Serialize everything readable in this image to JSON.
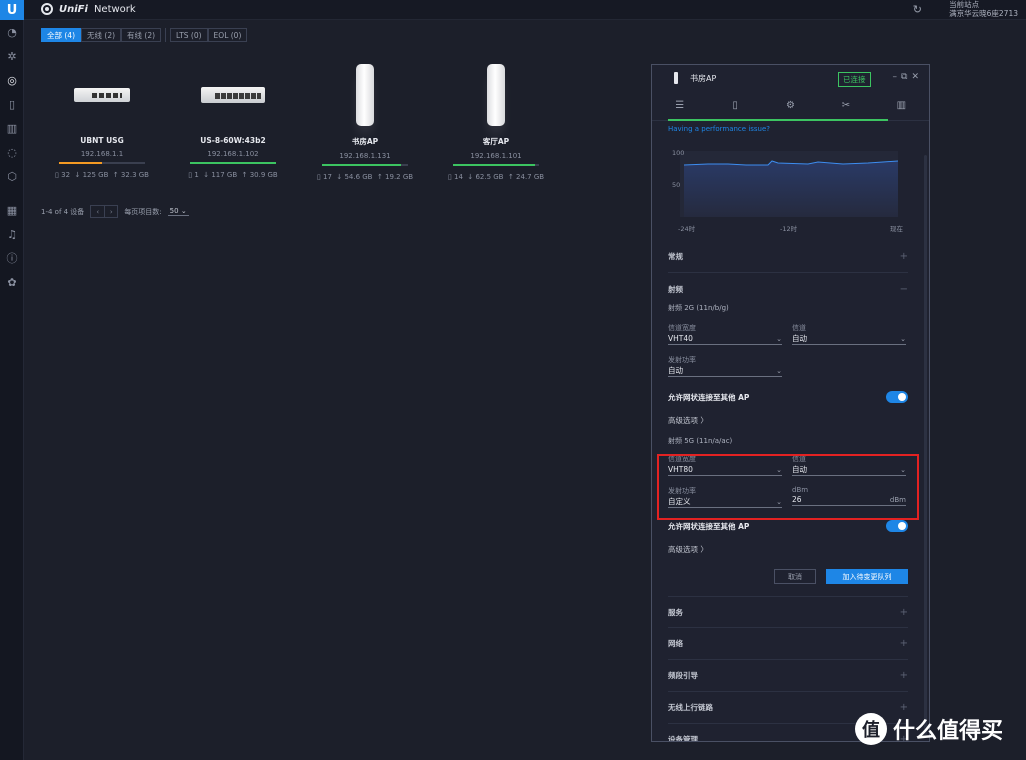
{
  "app": {
    "logo": "U",
    "brand_u": "UniFi",
    "brand_rest": "Network"
  },
  "site": {
    "line1": "当前站点",
    "line2": "满京华云晓6座2713"
  },
  "rail_icons": [
    "dashboard-icon",
    "topology-icon",
    "devices-icon",
    "stats-icon",
    "insights-icon",
    "clients-icon",
    "shield-icon",
    "calendar-icon",
    "bell-icon",
    "help-icon",
    "settings-icon"
  ],
  "filters": {
    "all": "全部 (4)",
    "wireless": "无线 (2)",
    "wired": "有线 (2)",
    "lts": "LTS (0)",
    "eol": "EOL (0)"
  },
  "devices": [
    {
      "name": "UBNT USG",
      "ip": "192.168.1.1",
      "clients": "32",
      "down": "↓ 125 GB",
      "up": "↑ 32.3 GB",
      "bar_color": "#f59a23",
      "bar_fill": 0.5
    },
    {
      "name": "US-8-60W:43b2",
      "ip": "192.168.1.102",
      "clients": "1",
      "down": "↓ 117 GB",
      "up": "↑ 30.9 GB",
      "bar_color": "#3cc461",
      "bar_fill": 1.0
    },
    {
      "name": "书房AP",
      "ip": "192.168.1.131",
      "clients": "17",
      "down": "↓ 54.6 GB",
      "up": "↑ 19.2 GB",
      "bar_color": "#3cc461",
      "bar_fill": 0.92
    },
    {
      "name": "客厅AP",
      "ip": "192.168.1.101",
      "clients": "14",
      "down": "↓ 62.5 GB",
      "up": "↑ 24.7 GB",
      "bar_color": "#3cc461",
      "bar_fill": 0.95
    }
  ],
  "pager": {
    "range": "1-4 of 4 设备",
    "per_page_label": "每页项目数:",
    "per_page": "50"
  },
  "panel": {
    "title": "书房AP",
    "status": "已连接",
    "perf_link": "Having a performance issue?",
    "chart": {
      "y_top": "100",
      "y_mid": "50",
      "x_left": "-24时",
      "x_mid": "-12时",
      "x_right": "现在"
    },
    "sections": {
      "general": "常规",
      "radio": "射频",
      "services": "服务",
      "network": "网络",
      "band_steering": "频段引导",
      "wireless_uplink": "无线上行链路",
      "device_mgmt": "设备管理"
    },
    "radio2g": {
      "title": "射频 2G (11n/b/g)",
      "width_label": "信道宽度",
      "width_value": "VHT40",
      "channel_label": "信道",
      "channel_value": "自动",
      "power_label": "发射功率",
      "power_value": "自动",
      "mesh_label": "允许网状连接至其他 AP",
      "advanced": "高级选项 〉"
    },
    "radio5g": {
      "title": "射频 5G (11n/a/ac)",
      "width_label": "信道宽度",
      "width_value": "VHT80",
      "channel_label": "信道",
      "channel_value": "自动",
      "power_label": "发射功率",
      "power_value": "自定义",
      "dbm_label": "dBm",
      "dbm_value": "26",
      "dbm_unit": "dBm",
      "mesh_label": "允许网状连接至其他 AP",
      "advanced": "高级选项 〉"
    },
    "buttons": {
      "cancel": "取消",
      "queue": "加入待变更队列"
    }
  },
  "watermark": {
    "glyph": "值",
    "text": "什么值得买"
  }
}
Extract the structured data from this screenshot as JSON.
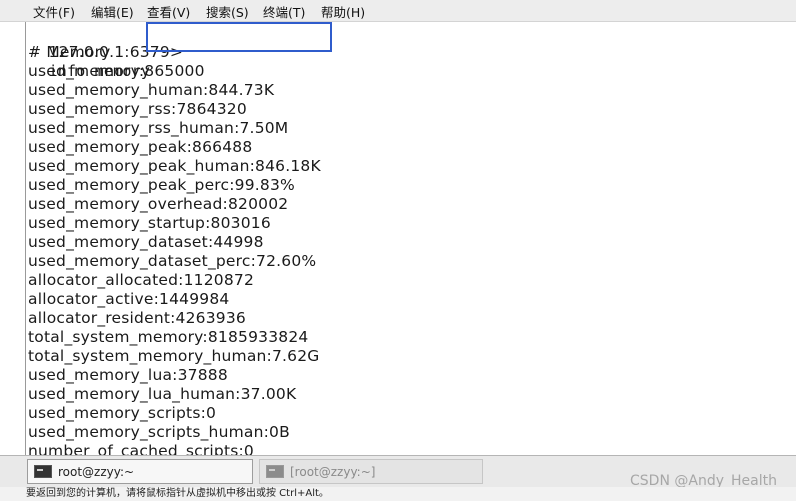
{
  "menu": [
    "文件(F)",
    "编辑(E)",
    "查看(V)",
    "搜索(S)",
    "终端(T)",
    "帮助(H)"
  ],
  "terminal": {
    "prompt": "127.0.0.1:6379>",
    "command": "info memory",
    "lines": [
      "# Memory",
      "used_memory:865000",
      "used_memory_human:844.73K",
      "used_memory_rss:7864320",
      "used_memory_rss_human:7.50M",
      "used_memory_peak:866488",
      "used_memory_peak_human:846.18K",
      "used_memory_peak_perc:99.83%",
      "used_memory_overhead:820002",
      "used_memory_startup:803016",
      "used_memory_dataset:44998",
      "used_memory_dataset_perc:72.60%",
      "allocator_allocated:1120872",
      "allocator_active:1449984",
      "allocator_resident:4263936",
      "total_system_memory:8185933824",
      "total_system_memory_human:7.62G",
      "used_memory_lua:37888",
      "used_memory_lua_human:37.00K",
      "used_memory_scripts:0",
      "used_memory_scripts_human:0B",
      "number_of_cached_scripts:0"
    ]
  },
  "taskbar": {
    "active_task": "root@zzyy:~",
    "inactive_task": "[root@zzyy:~]"
  },
  "status_text": "要返回到您的计算机，请将鼠标指针从虚拟机中移出或按 Ctrl+Alt。",
  "watermark": "CSDN @Andy_Health",
  "colors": {
    "highlight_box": "#2f5ccc"
  },
  "icons": [
    "terminal-icon"
  ]
}
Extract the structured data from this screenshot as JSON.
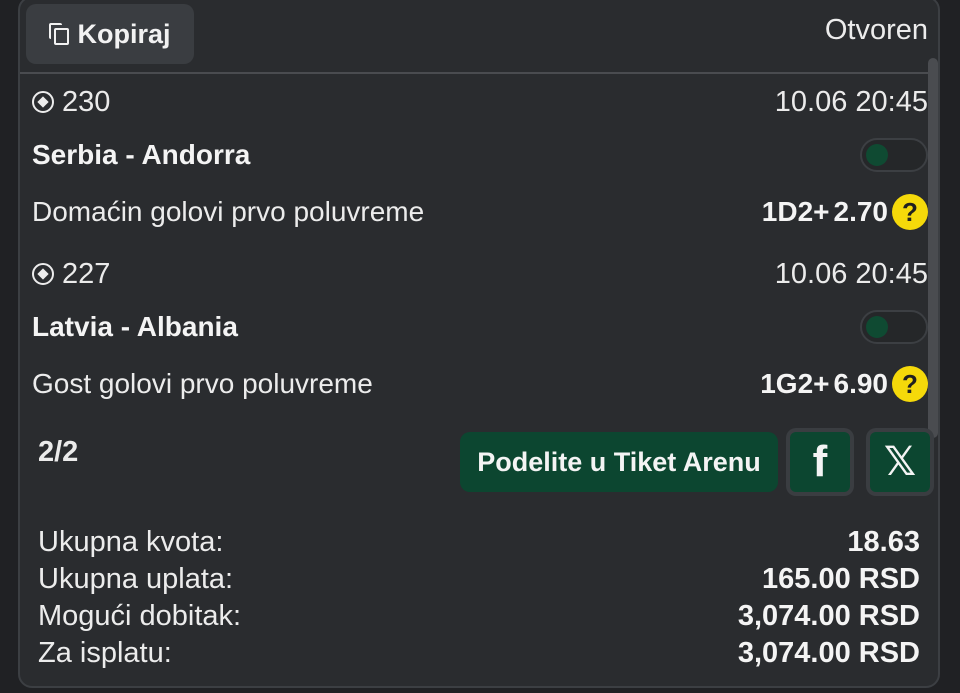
{
  "header": {
    "copy_label": "Kopiraj",
    "status": "Otvoren"
  },
  "matches": [
    {
      "code": "230",
      "datetime": "10.06 20:45",
      "teams": "Serbia - Andorra",
      "market": "Domaćin golovi prvo poluvreme",
      "pick": "1D2+",
      "odd": "2.70"
    },
    {
      "code": "227",
      "datetime": "10.06 20:45",
      "teams": "Latvia - Albania",
      "market": "Gost golovi prvo poluvreme",
      "pick": "1G2+",
      "odd": "6.90"
    }
  ],
  "footer": {
    "count": "2/2",
    "share_label": "Podelite u Tiket Arenu",
    "facebook_glyph": "f",
    "x_glyph": "𝕏"
  },
  "summary": [
    {
      "label": "Ukupna kvota:",
      "value": "18.63"
    },
    {
      "label": "Ukupna uplata:",
      "value": "165.00 RSD"
    },
    {
      "label": "Mogući dobitak:",
      "value": "3,074.00 RSD"
    },
    {
      "label": "Za isplatu:",
      "value": "3,074.00 RSD"
    }
  ],
  "icons": {
    "help": "?",
    "ball": "soccer-ball-icon",
    "copy": "copy-icon"
  },
  "colors": {
    "accent_green": "#0c4630",
    "help_yellow": "#f5d90a",
    "card_bg": "#2a2c2f"
  }
}
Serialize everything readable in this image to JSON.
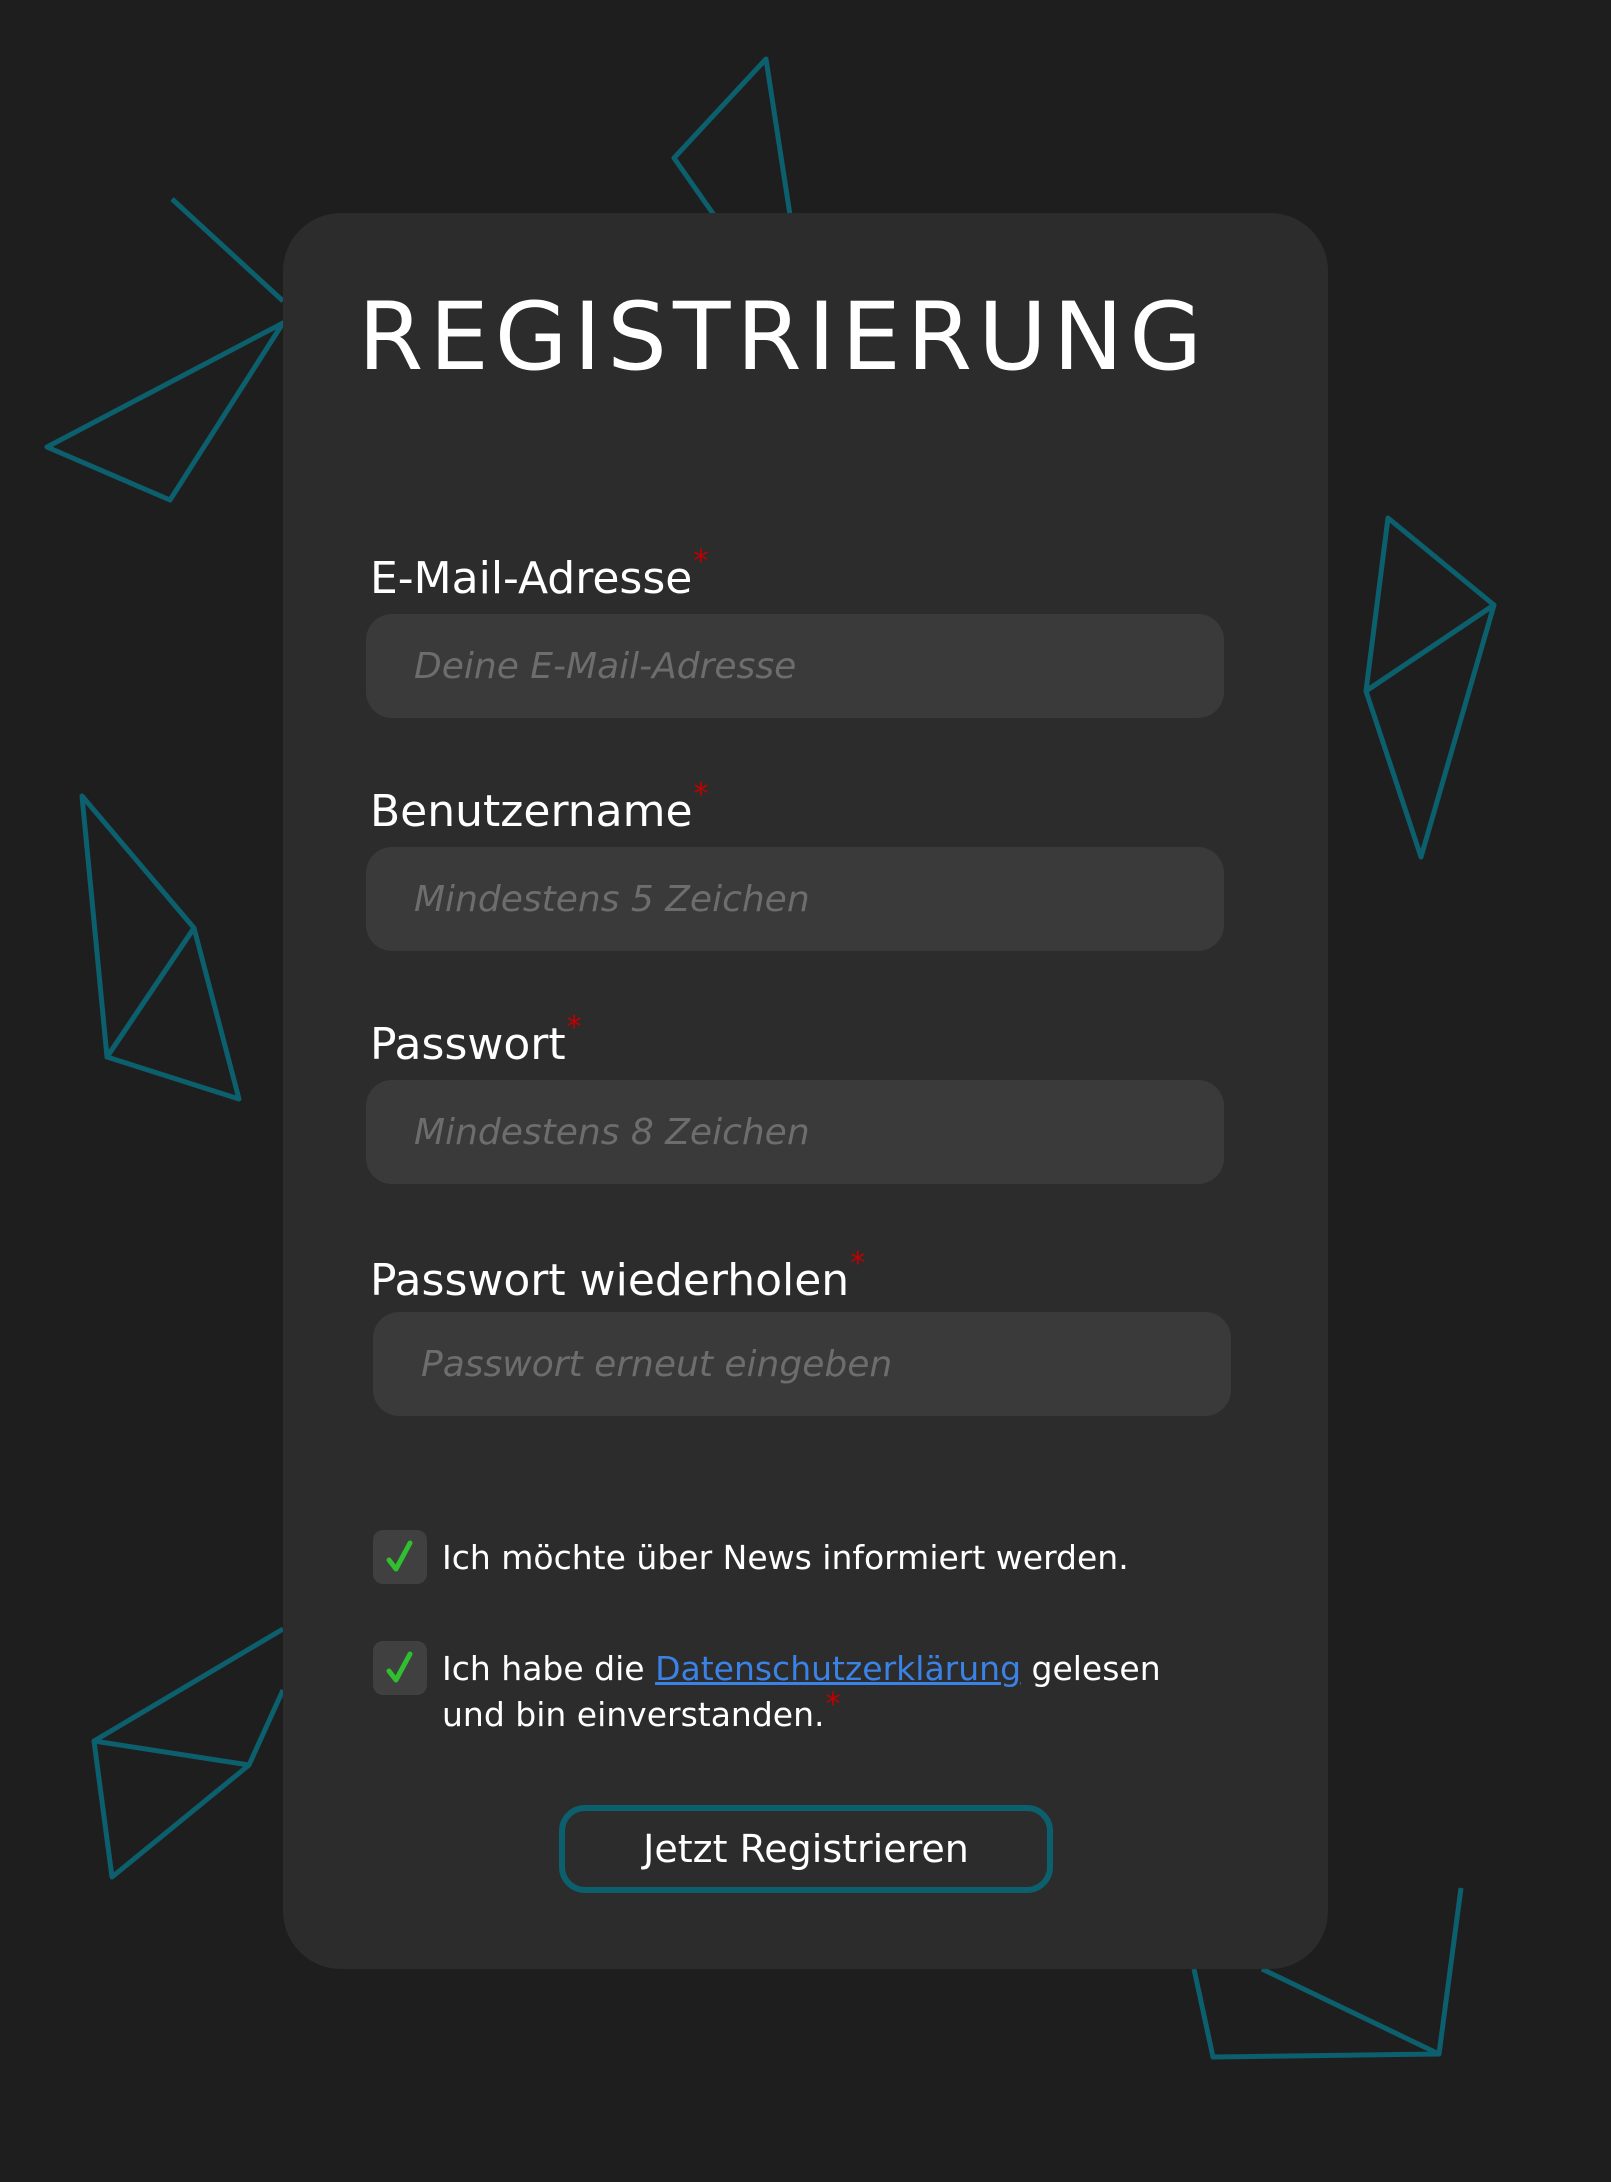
{
  "form": {
    "title": "REGISTRIERUNG",
    "required_marker": "*",
    "fields": [
      {
        "label": "E-Mail-Adresse",
        "placeholder": "Deine E-Mail-Adresse"
      },
      {
        "label": "Benutzername",
        "placeholder": "Mindestens 5 Zeichen"
      },
      {
        "label": "Passwort",
        "placeholder": "Mindestens 8 Zeichen"
      },
      {
        "label": "Passwort wiederholen",
        "placeholder": "Passwort erneut eingeben"
      }
    ],
    "newsletter": {
      "checked": true,
      "text": "Ich möchte über News informiert werden."
    },
    "privacy": {
      "checked": true,
      "text_before": "Ich habe die ",
      "link_text": "Datenschutzerklärung",
      "text_after": " gelesen",
      "text_line2": "und bin einverstanden."
    },
    "submit_label": "Jetzt Registrieren"
  },
  "colors": {
    "background": "#1e1e1e",
    "card": "#2c2c2c",
    "input": "#3a3a3a",
    "accent": "#0c5f6c",
    "required": "#c10000",
    "check": "#2fbf2f",
    "link": "#3b82e6"
  },
  "icons": {
    "checkbox_mark": "check-icon"
  }
}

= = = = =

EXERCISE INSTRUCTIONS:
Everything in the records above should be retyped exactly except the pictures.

TASK RESPONSE:
Serialize everything readable in this image to JSON.
{
  "app": {
    "logo": "U",
    "brand_u": "UniFi",
    "brand_rest": "Network"
  },
  "site": {
    "line1": "当前站点",
    "line2": "满京华云晓6座2713"
  },
  "rail_icons": [
    "dashboard-icon",
    "topology-icon",
    "devices-icon",
    "stats-icon",
    "insights-icon",
    "clients-icon",
    "shield-icon",
    "calendar-icon",
    "bell-icon",
    "help-icon",
    "settings-icon"
  ],
  "filters": {
    "all": "全部 (4)",
    "wireless": "无线 (2)",
    "wired": "有线 (2)",
    "lts": "LTS (0)",
    "eol": "EOL (0)"
  },
  "devices": [
    {
      "name": "UBNT USG",
      "ip": "192.168.1.1",
      "clients": "32",
      "down": "↓ 125 GB",
      "up": "↑ 32.3 GB",
      "bar_color": "#f59a23",
      "bar_fill": 0.5
    },
    {
      "name": "US-8-60W:43b2",
      "ip": "192.168.1.102",
      "clients": "1",
      "down": "↓ 117 GB",
      "up": "↑ 30.9 GB",
      "bar_color": "#3cc461",
      "bar_fill": 1.0
    },
    {
      "name": "书房AP",
      "ip": "192.168.1.131",
      "clients": "17",
      "down": "↓ 54.6 GB",
      "up": "↑ 19.2 GB",
      "bar_color": "#3cc461",
      "bar_fill": 0.92
    },
    {
      "name": "客厅AP",
      "ip": "192.168.1.101",
      "clients": "14",
      "down": "↓ 62.5 GB",
      "up": "↑ 24.7 GB",
      "bar_color": "#3cc461",
      "bar_fill": 0.95
    }
  ],
  "pager": {
    "range": "1-4 of 4 设备",
    "per_page_label": "每页项目数:",
    "per_page": "50"
  },
  "panel": {
    "title": "书房AP",
    "status": "已连接",
    "perf_link": "Having a performance issue?",
    "chart": {
      "y_top": "100",
      "y_mid": "50",
      "x_left": "-24时",
      "x_mid": "-12时",
      "x_right": "现在"
    },
    "sections": {
      "general": "常规",
      "radio": "射频",
      "services": "服务",
      "network": "网络",
      "band_steering": "频段引导",
      "wireless_uplink": "无线上行链路",
      "device_mgmt": "设备管理"
    },
    "radio2g": {
      "title": "射频 2G (11n/b/g)",
      "width_label": "信道宽度",
      "width_value": "VHT40",
      "channel_label": "信道",
      "channel_value": "自动",
      "power_label": "发射功率",
      "power_value": "自动",
      "mesh_label": "允许网状连接至其他 AP",
      "advanced": "高级选项 〉"
    },
    "radio5g": {
      "title": "射频 5G (11n/a/ac)",
      "width_label": "信道宽度",
      "width_value": "VHT80",
      "channel_label": "信道",
      "channel_value": "自动",
      "power_label": "发射功率",
      "power_value": "自定义",
      "dbm_label": "dBm",
      "dbm_value": "26",
      "dbm_unit": "dBm",
      "mesh_label": "允许网状连接至其他 AP",
      "advanced": "高级选项 〉"
    },
    "buttons": {
      "cancel": "取消",
      "queue": "加入待变更队列"
    }
  },
  "watermark": {
    "glyph": "值",
    "text": "什么值得买"
  }
}
Extract the structured data from this screenshot as JSON.
{
  "menu": [
    "文件(F)",
    "编辑(E)",
    "查看(V)",
    "搜索(S)",
    "终端(T)",
    "帮助(H)"
  ],
  "terminal": {
    "prompt": "127.0.0.1:6379>",
    "command": "info memory",
    "lines": [
      "# Memory",
      "used_memory:865000",
      "used_memory_human:844.73K",
      "used_memory_rss:7864320",
      "used_memory_rss_human:7.50M",
      "used_memory_peak:866488",
      "used_memory_peak_human:846.18K",
      "used_memory_peak_perc:99.83%",
      "used_memory_overhead:820002",
      "used_memory_startup:803016",
      "used_memory_dataset:44998",
      "used_memory_dataset_perc:72.60%",
      "allocator_allocated:1120872",
      "allocator_active:1449984",
      "allocator_resident:4263936",
      "total_system_memory:8185933824",
      "total_system_memory_human:7.62G",
      "used_memory_lua:37888",
      "used_memory_lua_human:37.00K",
      "used_memory_scripts:0",
      "used_memory_scripts_human:0B",
      "number_of_cached_scripts:0"
    ]
  },
  "taskbar": {
    "active_task": "root@zzyy:~",
    "inactive_task": "[root@zzyy:~]"
  },
  "status_text": "要返回到您的计算机，请将鼠标指针从虚拟机中移出或按 Ctrl+Alt。",
  "watermark": "CSDN @Andy_Health",
  "colors": {
    "highlight_box": "#2f5ccc"
  },
  "icons": [
    "terminal-icon"
  ]
}
Extract the structured data from this screenshot as JSON.
{
  "header": {
    "copy_label": "Kopiraj",
    "status": "Otvoren"
  },
  "matches": [
    {
      "code": "230",
      "datetime": "10.06 20:45",
      "teams": "Serbia - Andorra",
      "market": "Domaćin golovi prvo poluvreme",
      "pick": "1D2+",
      "odd": "2.70"
    },
    {
      "code": "227",
      "datetime": "10.06 20:45",
      "teams": "Latvia - Albania",
      "market": "Gost golovi prvo poluvreme",
      "pick": "1G2+",
      "odd": "6.90"
    }
  ],
  "footer": {
    "count": "2/2",
    "share_label": "Podelite u Tiket Arenu",
    "facebook_glyph": "f",
    "x_glyph": "𝕏"
  },
  "summary": [
    {
      "label": "Ukupna kvota:",
      "value": "18.63"
    },
    {
      "label": "Ukupna uplata:",
      "value": "165.00 RSD"
    },
    {
      "label": "Mogući dobitak:",
      "value": "3,074.00 RSD"
    },
    {
      "label": "Za isplatu:",
      "value": "3,074.00 RSD"
    }
  ],
  "icons": {
    "help": "?",
    "ball": "soccer-ball-icon",
    "copy": "copy-icon"
  },
  "colors": {
    "accent_green": "#0c4630",
    "help_yellow": "#f5d90a",
    "card_bg": "#2a2c2f"
  }
}
Serialize everything readable in this image to JSON.
{
  "form": {
    "title": "REGISTRIERUNG",
    "required_marker": "*",
    "fields": [
      {
        "label": "E-Mail-Adresse",
        "placeholder": "Deine E-Mail-Adresse"
      },
      {
        "label": "Benutzername",
        "placeholder": "Mindestens 5 Zeichen"
      },
      {
        "label": "Passwort",
        "placeholder": "Mindestens 8 Zeichen"
      },
      {
        "label": "Passwort wiederholen",
        "placeholder": "Passwort erneut eingeben"
      }
    ],
    "newsletter": {
      "checked": true,
      "text": "Ich möchte über News informiert werden."
    },
    "privacy": {
      "checked": true,
      "text_before": "Ich habe die ",
      "link_text": "Datenschutzerklärung",
      "text_after": " gelesen",
      "text_line2": "und bin einverstanden."
    },
    "submit_label": "Jetzt Registrieren"
  },
  "colors": {
    "background": "#1e1e1e",
    "card": "#2c2c2c",
    "input": "#3a3a3a",
    "accent": "#0c5f6c",
    "required": "#c10000",
    "check": "#2fbf2f",
    "link": "#3b82e6"
  },
  "icons": {
    "checkbox_mark": "check-icon"
  }
}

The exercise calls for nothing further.